The strength of the demand driven system is not that student and universities will always make the right call about where the job market is going, but that it can adapt as new information becomes available. Over the last few years, the message that the teacher market is saturated has been well publicised. Commencing student numbers were already past their peak by 2015, as the chart below shows. The trend would have been further down except for a major move by Swinburne Online, which went from no students in 2014 to 8.5 per cent of the national commencing market for initial teacher education in 2015.

commecning ed students
Source: uCube

There are bigger falls in education more generally – down 10% percent in commencing students between 2014 and 2015 and 13 per cent in full-time equivalents (presumably part-time enrolments at Swinburne Online are affecting that). Under the legislation, capping occurs in full-time equivalent places, not on a head count of students.

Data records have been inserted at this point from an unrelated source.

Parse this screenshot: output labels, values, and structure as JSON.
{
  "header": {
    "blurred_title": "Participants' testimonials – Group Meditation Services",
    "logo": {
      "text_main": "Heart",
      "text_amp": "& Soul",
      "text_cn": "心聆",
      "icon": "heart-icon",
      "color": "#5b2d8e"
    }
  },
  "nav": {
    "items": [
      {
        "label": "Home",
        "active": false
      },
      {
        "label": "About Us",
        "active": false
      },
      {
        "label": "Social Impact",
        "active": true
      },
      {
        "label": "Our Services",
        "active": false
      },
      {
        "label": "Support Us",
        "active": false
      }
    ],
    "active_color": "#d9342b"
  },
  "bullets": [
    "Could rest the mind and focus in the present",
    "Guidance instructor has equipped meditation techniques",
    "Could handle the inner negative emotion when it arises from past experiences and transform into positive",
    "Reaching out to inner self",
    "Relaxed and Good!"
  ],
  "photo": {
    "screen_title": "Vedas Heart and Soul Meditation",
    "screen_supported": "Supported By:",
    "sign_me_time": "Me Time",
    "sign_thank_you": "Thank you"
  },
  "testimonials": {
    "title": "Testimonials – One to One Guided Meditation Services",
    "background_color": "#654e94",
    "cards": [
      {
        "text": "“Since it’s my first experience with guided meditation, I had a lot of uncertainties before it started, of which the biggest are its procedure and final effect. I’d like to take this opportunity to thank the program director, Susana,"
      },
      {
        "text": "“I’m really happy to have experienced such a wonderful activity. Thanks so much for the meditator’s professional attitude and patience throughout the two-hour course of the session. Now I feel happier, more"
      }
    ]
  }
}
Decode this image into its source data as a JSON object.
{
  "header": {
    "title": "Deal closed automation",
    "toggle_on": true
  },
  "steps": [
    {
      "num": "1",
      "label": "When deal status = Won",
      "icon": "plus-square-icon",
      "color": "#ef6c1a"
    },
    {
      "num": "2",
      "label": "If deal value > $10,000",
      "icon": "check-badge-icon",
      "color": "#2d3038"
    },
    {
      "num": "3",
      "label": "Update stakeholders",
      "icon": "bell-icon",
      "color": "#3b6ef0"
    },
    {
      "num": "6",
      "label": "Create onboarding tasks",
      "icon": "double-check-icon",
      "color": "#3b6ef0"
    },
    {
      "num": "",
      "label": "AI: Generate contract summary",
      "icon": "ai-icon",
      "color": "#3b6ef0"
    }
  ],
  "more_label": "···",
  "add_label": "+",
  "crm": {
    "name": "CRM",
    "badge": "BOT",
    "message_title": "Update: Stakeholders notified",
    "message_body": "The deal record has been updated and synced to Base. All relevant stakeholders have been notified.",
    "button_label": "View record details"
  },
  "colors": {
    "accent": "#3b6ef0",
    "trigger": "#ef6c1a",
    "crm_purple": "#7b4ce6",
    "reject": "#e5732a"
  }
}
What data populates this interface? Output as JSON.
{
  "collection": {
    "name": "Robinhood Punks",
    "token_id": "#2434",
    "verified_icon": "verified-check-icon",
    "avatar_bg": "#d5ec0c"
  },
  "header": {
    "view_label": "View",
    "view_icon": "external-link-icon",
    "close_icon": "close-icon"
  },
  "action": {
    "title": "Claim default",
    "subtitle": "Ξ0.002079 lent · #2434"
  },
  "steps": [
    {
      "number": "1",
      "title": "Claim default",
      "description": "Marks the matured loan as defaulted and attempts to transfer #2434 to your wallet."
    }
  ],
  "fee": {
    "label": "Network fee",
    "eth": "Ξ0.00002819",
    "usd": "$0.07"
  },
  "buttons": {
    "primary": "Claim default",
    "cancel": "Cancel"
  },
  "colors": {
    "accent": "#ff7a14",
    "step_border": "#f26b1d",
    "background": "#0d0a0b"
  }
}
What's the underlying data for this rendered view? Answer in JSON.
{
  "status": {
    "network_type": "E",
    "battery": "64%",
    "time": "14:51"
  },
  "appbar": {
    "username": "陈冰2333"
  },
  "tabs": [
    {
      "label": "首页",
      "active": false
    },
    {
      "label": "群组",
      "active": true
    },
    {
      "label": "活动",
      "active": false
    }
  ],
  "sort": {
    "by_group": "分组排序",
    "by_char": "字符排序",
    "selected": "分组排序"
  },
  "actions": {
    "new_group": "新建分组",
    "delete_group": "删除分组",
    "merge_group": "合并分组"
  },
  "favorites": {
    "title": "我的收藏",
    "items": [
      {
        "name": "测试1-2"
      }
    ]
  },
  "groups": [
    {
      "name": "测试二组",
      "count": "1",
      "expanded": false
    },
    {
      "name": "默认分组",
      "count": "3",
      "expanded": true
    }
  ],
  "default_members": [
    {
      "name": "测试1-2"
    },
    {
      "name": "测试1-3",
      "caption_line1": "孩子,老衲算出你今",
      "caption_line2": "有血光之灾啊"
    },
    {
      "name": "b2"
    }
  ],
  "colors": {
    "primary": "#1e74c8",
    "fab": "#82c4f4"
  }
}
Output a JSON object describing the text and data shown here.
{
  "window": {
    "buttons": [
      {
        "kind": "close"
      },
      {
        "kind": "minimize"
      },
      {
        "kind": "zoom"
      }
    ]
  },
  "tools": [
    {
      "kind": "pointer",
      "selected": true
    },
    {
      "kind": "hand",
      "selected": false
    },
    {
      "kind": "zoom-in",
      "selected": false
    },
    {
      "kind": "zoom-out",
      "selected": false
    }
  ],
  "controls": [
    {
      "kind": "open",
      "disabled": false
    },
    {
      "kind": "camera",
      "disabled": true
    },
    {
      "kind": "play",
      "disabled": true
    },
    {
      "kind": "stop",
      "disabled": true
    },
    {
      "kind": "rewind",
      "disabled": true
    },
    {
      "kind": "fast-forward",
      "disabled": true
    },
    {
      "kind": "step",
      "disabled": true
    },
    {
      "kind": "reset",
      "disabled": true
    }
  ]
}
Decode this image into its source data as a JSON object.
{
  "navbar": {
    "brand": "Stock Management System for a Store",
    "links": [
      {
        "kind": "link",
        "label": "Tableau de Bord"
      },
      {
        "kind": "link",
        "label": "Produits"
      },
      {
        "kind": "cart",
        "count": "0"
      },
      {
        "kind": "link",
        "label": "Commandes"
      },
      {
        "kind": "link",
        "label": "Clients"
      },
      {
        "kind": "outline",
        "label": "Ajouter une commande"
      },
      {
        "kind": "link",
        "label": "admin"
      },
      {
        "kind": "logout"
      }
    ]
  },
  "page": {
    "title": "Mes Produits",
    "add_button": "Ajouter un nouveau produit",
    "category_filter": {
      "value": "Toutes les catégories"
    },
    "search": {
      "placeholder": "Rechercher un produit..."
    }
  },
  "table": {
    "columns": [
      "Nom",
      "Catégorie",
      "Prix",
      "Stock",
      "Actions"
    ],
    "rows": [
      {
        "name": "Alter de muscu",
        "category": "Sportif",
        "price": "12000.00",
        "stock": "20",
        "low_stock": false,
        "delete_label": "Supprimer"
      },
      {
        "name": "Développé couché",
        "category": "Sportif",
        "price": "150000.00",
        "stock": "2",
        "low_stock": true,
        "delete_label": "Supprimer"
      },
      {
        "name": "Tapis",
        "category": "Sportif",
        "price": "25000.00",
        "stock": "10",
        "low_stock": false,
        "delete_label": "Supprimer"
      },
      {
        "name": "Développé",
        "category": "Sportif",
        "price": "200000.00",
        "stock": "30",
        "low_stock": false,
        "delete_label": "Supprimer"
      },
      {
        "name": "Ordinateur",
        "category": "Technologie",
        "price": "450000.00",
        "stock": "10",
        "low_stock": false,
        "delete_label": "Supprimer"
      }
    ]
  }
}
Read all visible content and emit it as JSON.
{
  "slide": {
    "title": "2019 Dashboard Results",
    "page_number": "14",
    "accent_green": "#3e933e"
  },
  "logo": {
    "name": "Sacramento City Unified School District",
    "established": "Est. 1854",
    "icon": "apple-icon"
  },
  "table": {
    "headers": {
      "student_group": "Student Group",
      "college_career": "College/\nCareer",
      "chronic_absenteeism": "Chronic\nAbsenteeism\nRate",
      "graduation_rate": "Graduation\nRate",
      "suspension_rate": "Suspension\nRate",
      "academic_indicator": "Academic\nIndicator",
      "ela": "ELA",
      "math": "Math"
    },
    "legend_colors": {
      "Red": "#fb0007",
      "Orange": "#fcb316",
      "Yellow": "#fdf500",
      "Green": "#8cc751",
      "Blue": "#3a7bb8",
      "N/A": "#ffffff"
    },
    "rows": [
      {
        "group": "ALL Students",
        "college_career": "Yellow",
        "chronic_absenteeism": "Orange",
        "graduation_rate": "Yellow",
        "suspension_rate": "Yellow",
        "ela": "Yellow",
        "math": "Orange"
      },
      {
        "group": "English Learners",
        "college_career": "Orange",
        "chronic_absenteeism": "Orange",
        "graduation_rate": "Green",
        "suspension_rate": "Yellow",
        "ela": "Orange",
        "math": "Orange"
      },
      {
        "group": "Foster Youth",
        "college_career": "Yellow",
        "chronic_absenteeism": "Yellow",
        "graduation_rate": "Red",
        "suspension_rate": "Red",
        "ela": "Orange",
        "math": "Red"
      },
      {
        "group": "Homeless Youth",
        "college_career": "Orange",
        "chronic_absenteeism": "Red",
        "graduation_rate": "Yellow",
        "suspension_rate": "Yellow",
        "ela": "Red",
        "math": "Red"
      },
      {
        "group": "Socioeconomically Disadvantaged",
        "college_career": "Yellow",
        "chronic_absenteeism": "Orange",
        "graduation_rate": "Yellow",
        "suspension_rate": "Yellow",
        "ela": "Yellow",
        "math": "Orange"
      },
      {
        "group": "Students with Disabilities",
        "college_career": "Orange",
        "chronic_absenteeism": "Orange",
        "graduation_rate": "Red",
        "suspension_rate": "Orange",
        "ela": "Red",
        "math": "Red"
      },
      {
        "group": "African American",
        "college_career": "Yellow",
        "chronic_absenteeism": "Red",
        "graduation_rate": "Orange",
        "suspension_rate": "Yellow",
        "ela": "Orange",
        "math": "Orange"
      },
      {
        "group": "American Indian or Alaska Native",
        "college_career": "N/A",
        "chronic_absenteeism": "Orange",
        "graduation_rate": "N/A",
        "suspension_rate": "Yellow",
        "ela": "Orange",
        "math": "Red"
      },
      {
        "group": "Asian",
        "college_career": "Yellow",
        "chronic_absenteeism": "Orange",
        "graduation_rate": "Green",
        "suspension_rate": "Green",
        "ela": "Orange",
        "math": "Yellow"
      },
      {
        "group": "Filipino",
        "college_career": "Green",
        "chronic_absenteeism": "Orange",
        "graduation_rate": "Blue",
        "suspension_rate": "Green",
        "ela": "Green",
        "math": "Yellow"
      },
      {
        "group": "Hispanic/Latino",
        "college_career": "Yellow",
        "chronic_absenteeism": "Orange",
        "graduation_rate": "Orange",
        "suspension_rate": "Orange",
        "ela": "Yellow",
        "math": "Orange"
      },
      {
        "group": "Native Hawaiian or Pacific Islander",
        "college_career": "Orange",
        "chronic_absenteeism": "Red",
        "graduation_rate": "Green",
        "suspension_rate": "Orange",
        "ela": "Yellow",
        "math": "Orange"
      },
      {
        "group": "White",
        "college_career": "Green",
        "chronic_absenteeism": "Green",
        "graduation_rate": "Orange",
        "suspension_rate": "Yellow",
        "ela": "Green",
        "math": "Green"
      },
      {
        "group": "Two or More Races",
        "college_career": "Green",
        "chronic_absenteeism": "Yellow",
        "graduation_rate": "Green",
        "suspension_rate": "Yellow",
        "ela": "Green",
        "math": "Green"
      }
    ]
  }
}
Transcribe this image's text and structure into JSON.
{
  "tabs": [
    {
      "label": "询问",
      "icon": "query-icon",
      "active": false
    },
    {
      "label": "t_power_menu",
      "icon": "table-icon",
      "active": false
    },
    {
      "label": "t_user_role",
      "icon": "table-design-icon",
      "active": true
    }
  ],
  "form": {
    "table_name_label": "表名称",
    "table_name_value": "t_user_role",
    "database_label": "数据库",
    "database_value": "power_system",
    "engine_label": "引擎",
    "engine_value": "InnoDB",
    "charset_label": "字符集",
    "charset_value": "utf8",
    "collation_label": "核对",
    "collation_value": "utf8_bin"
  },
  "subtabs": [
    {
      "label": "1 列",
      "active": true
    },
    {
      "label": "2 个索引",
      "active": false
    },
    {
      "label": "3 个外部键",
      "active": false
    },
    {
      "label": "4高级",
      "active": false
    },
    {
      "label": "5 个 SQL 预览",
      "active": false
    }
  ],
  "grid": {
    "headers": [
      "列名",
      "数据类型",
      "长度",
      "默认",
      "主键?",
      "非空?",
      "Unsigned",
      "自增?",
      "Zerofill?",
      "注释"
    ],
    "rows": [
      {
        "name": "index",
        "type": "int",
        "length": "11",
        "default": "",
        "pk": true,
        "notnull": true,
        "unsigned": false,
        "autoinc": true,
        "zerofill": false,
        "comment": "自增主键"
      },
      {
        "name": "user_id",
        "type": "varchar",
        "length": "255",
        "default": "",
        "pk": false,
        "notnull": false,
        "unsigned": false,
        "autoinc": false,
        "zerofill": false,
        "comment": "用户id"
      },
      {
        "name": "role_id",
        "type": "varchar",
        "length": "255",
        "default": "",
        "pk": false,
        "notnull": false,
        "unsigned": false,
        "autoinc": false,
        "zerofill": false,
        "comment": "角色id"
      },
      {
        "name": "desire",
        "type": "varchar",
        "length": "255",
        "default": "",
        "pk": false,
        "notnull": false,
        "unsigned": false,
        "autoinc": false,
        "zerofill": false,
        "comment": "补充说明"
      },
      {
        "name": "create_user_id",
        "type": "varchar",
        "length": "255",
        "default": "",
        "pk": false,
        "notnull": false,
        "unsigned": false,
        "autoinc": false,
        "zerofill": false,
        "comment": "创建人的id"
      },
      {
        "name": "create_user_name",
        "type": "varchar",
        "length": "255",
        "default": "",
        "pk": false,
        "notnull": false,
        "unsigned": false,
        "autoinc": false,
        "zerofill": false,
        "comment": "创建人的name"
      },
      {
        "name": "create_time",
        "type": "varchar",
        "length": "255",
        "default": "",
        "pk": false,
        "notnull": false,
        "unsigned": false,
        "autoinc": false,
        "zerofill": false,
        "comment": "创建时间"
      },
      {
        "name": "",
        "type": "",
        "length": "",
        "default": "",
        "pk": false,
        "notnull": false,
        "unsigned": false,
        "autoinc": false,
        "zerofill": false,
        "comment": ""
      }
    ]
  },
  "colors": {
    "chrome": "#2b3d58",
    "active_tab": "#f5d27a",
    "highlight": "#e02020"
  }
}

The initial 2016 applications and offers data suggests a fall of 2.4 per cent in applications and 4.7 per cent in offers for education, so a further drop in student numbers seems likely.

Cutting student numbers under the pre-demand driven system was a slow, politically painful process. With demand driven funding, it is happening quickly with few people even noticing.

Low ATAR offers result in few low ATAR completions

The SMH has lots of NSW university offers data to contribute to the annual ATAR controversy. It’s the usual story of students being offered places with very low ATARs.

There are always lots of threads to this controversy. Are low-ATAR admissions a sign of declining academic standards? Do we place too much emphasis on ATAR anyway? Should universities be more open about their admission practices? Do low-ATAR enrolments risk putting incompetent professionals out into the workforce?

While there are real issues here, some numbers are useful for putting things into perspective. I’m using 2014 numbers because I have enrolment data for that year but not yet 2015.

The first three columns in the chart are from tertiary admission centre data. The first thing to note is that in 2014 about 60% of very low ATAR – 50 or below – applications did not result in any offer. Of the applications that did result in an offer – the issue in the news this week – about half resulted in the prospective student rejecting it. The offer might have been for a course that was not their first preference, or possibly they only applied to keep options open, without having a firm intention to go to university.

diminishing ATARs

The next bar on the chart is enrolments of students who reached the HELP census date, usually around the end of March. It shows that about a third of below 50 acceptances leave before the census date, presumably having decided that higher education was not for them, at least not at this time. The low-ATAR issue is starting to look at lot smaller than it did at the offers stage. Final enrolments of 50 or below ATARs from 2013 school leavers in 2014 were only 3% of all that cohort (although total low-ATAR enrolment is higher than this, due to students who finished school in other years).

I have added a projection of their final completions, based on the Department’s 2005 cohort analysis. If that is a good guide to the future, less than 20% of below 50 ATAR school leavers who receive an offer will eventually get a degree.

My perspective on this is primarily a consumer protection one. Prospective students are not being informed of the risks they are taking. Universities say that they are looking at what predicts success other than ATAR, but only rarely do they release any evidence of this that can be checked by independent analysts. The regulator’s vague statements are less than confidence inspiring. The numbers of people taking major risks are not that large in the context of total enrolments. But we should be doing more to ensure that they are making decisions that are in their own long-term interests.